=== DATA EXTRACTS ===
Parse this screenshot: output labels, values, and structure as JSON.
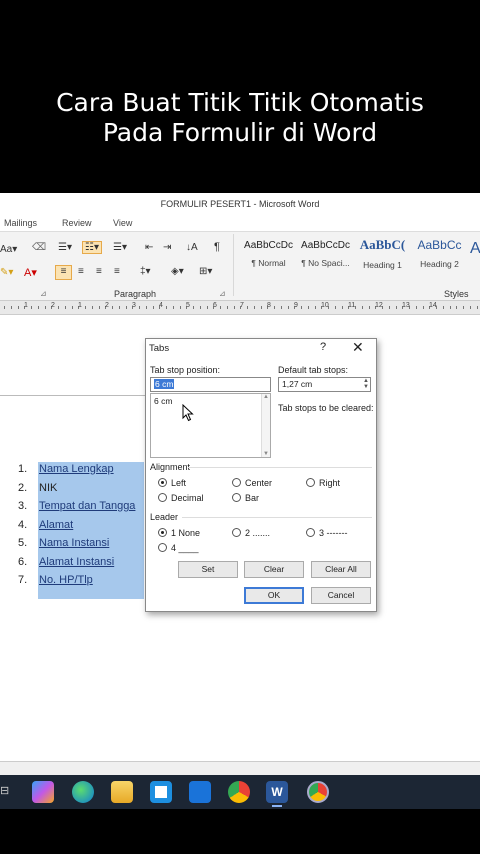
{
  "caption": {
    "line1": "Cara Buat Titik Titik Otomatis",
    "line2": "Pada Formulir di Word"
  },
  "window_title": "FORMULIR PESERT1  -  Microsoft Word",
  "menubar": {
    "items": [
      "Mailings",
      "Review",
      "View"
    ]
  },
  "ribbon": {
    "group_paragraph": "Paragraph",
    "group_styles": "Styles",
    "font_size_label": "Aa",
    "styles": [
      {
        "preview": "AaBbCcDc",
        "label": "¶ Normal"
      },
      {
        "preview": "AaBbCcDc",
        "label": "¶ No Spaci..."
      },
      {
        "preview": "AaBbC(",
        "label": "Heading 1"
      },
      {
        "preview": "AaBbCc",
        "label": "Heading 2"
      }
    ]
  },
  "ruler_numbers": [
    "1",
    "2",
    "1",
    "2",
    "3",
    "4",
    "5",
    "6",
    "7",
    "8",
    "9",
    "10",
    "11",
    "12",
    "13",
    "14"
  ],
  "document": {
    "list": [
      {
        "num": "1.",
        "text": "Nama Lengkap",
        "underline": true
      },
      {
        "num": "2.",
        "text": "NIK",
        "underline": false
      },
      {
        "num": "3.",
        "text": "Tempat dan Tangga",
        "underline": true
      },
      {
        "num": "4.",
        "text": "Alamat",
        "underline": true
      },
      {
        "num": "5.",
        "text": "Nama Instansi",
        "underline": true
      },
      {
        "num": "6.",
        "text": "Alamat Instansi",
        "underline": true
      },
      {
        "num": "7.",
        "text": "No. HP/Tlp",
        "underline": true
      }
    ]
  },
  "dialog": {
    "title": "Tabs",
    "help": "?",
    "close": "✕",
    "tab_stop_position_label": "Tab stop position:",
    "tab_stop_position_value": "6 cm",
    "tab_stops_list": [
      "6 cm"
    ],
    "default_tab_stops_label": "Default tab stops:",
    "default_tab_stops_value": "1,27 cm",
    "tab_stops_cleared_label": "Tab stops to be cleared:",
    "alignment_label": "Alignment",
    "alignment_options": [
      {
        "label": "Left",
        "selected": true
      },
      {
        "label": "Center",
        "selected": false
      },
      {
        "label": "Right",
        "selected": false
      },
      {
        "label": "Decimal",
        "selected": false
      },
      {
        "label": "Bar",
        "selected": false
      }
    ],
    "leader_label": "Leader",
    "leader_options": [
      {
        "label": "1 None",
        "selected": true
      },
      {
        "label": "2 .......",
        "selected": false
      },
      {
        "label": "3 -------",
        "selected": false
      },
      {
        "label": "4 ____",
        "selected": false
      }
    ],
    "buttons": {
      "set": "Set",
      "clear": "Clear",
      "clear_all": "Clear All",
      "ok": "OK",
      "cancel": "Cancel"
    }
  },
  "taskbar": {
    "icons": [
      "copilot-icon",
      "edge-icon",
      "file-explorer-icon",
      "store-icon",
      "mail-icon",
      "chrome-icon",
      "word-icon",
      "chrome-profile-icon"
    ]
  },
  "colors": {
    "selection": "#a6c8ec",
    "accent": "#3d7ad6",
    "word_blue": "#2b579a"
  }
}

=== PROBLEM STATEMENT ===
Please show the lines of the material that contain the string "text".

=== SOLUTION TO THIS TASK ===
        "text": "Nama Lengkap",
        "text": "NIK",
        "text": "Tempat dan Tangga",
        "text": "Alamat",
        "text": "Nama Instansi",
        "text": "Alamat Instansi",
        "text": "No. HP/Tlp",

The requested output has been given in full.